Growing Shrubs in Clay Soil
Clay soil is much maligned by gardeners and homeowners everywhere, and no wonder: it’s heavy, sticky, and difficult to work in. But the simple fact is that clay soil gets its bad rap because it’s hard on people - from a plant’s point of view, clay soil is usually not problematic at all.
In fact, clay soils offer plants two major advantages over other soil types: they hold water well, minimizing drought stress, and are abundant in nutrients essential for plant growth. So, if you’ve been struggling to achieve your dream garden or landscape in clay soil, cheer up! Here are six tips to make it easier on yourself and ensure a healthy, long life for everything you take the time to plant.
- Check drainage. While clay soils’ ability to retain water usually benefits plants, in some cases, this can be too much of a good thing. Before planting anything, check how well your soil drains by digging a hole about the size of the plant (a minimum of 10”/25cm wide and deep) and fill it to the top with water. Come back and check on it every 30 minutes or so. The faster it disappears, the better your drainage is. If there is still water in the hole after four hours, you have poorly drained soil and will need to select species that can tolerate these conditions, like itea, dogwood, winterberry holly, and summersweet, to name a few.

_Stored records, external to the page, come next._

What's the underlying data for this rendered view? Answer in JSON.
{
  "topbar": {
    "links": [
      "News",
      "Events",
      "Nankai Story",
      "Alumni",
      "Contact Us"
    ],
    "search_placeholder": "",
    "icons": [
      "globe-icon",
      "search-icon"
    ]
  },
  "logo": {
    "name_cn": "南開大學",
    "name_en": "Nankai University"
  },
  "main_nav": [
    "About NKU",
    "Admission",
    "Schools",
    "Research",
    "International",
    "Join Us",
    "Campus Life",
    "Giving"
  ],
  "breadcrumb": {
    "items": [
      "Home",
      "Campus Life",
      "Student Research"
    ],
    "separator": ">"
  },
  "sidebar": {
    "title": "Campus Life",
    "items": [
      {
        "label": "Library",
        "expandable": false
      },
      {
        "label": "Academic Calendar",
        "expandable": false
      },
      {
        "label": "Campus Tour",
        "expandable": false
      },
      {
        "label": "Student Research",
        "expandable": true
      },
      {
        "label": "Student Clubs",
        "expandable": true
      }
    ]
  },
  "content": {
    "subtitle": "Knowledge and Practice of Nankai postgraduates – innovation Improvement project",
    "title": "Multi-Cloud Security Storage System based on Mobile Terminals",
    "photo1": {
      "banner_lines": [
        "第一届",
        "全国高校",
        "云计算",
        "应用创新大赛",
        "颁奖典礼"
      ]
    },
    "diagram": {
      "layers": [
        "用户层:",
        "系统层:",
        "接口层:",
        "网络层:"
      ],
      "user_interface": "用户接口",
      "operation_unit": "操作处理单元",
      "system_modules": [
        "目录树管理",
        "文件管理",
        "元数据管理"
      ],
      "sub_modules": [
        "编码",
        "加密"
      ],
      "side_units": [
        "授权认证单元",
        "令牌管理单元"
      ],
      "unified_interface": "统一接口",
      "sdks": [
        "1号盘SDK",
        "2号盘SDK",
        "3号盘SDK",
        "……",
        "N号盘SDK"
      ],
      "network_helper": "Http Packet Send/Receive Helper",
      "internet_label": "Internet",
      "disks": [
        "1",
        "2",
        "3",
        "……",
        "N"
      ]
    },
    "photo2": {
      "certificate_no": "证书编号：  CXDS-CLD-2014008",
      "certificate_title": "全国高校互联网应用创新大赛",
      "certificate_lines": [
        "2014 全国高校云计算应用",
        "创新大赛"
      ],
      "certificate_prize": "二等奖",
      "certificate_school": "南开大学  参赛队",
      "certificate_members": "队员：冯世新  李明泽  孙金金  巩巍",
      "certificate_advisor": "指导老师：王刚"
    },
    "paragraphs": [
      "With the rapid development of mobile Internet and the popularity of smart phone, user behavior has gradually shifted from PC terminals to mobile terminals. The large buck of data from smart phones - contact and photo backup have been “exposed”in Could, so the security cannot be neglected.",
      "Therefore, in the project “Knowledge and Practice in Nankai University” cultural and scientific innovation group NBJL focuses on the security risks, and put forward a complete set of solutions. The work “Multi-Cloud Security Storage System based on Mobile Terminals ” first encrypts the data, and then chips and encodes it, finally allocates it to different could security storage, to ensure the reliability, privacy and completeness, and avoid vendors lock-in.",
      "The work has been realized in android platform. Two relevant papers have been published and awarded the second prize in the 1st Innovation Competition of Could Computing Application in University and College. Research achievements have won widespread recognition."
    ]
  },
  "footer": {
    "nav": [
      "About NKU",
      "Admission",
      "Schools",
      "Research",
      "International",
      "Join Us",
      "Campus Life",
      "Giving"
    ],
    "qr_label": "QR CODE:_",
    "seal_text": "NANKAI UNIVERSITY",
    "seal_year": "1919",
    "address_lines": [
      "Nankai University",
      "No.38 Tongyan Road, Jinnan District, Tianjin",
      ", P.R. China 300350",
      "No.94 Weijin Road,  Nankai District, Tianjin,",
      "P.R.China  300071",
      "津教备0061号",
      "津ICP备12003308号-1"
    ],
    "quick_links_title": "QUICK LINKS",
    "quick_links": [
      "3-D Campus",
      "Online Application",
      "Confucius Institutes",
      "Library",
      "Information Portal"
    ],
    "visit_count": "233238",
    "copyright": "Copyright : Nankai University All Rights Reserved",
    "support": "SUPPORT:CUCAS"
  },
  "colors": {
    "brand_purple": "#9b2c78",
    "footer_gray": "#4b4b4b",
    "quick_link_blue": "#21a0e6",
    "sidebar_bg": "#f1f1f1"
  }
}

- Start small. The worst part of clay soil is digging in it. Its weight makes planting an exhausting task, especially coupled with the need to clean soil off your shovel after every stroke. The easy way to minimize these challenges is to start with small plants so you can dig smaller holes. Look for perennials and shrubs in one and two gallon containers. With proper care and a little patience, they will grow quickly, saving you time (and money!).
- Don’t amend clay soil. Lots of people think they need to add “good” soil when they plant in their clay soil to make a happy home for their new plant. As well intentioned as this may be, it can actually increase the risk of root rot. It works like this: when you water your new plant, the water infiltrates that soft, fluffy soil in the hole very quickly, so you end up applying a fairly large volume of water. However, once the water reaches the dense clay soil around the hole, it slows to a halt. As a result, all that water sits around the roots while it waits its turn to percolate through the clay, which can lead to root rot. For this reason and more, we do not recommend that you add anything to the soil when you plant. There are a few extreme cases of clay soil, like caliche, where it is not possible to grow anything without some amendment. However, unless you know this to be the case for your area, it’s best to use only your natural clay soil. For a more in-depth look at the complications that arise from amending soil, and particularly clay soil, we recommend this article (download PDF).
- Mulch your clay soil. Mulch has myriad benefits for plants and soil: it helps regulate the temperature around the roots, minimizes water loss, minimizes soil erosion, and improves the soil as it breaks down into a top dressing of organic matter. Clay soils especially benefit from mulch because during hot, dry weather, the sun can bake exposed clay surfaces to a hard sheet. This makes re-wetting them very difficult, as the water will simply bead and splash off instead of slowly seeping into the soil. Mulch will eliminate this possibility. A good 2-3” (5-7 cm) layer of shredded bark mulch will do the trick.
- Pick the right plants. Some shrubs are especially well-suited to the challenges that clay soils can present – others, not so much. Butterfly bush, for example, is not usually a great choice for planting in clay soil because it cannot stand up to cold, wet conditions. To ensure that the effort you spend digging pays landscape dividends, look for these flowering shrubs and evergreens that happily grow and bloom in clay soils: (https://www.provenwinners.com/retailers/locate)
(well drained clay only)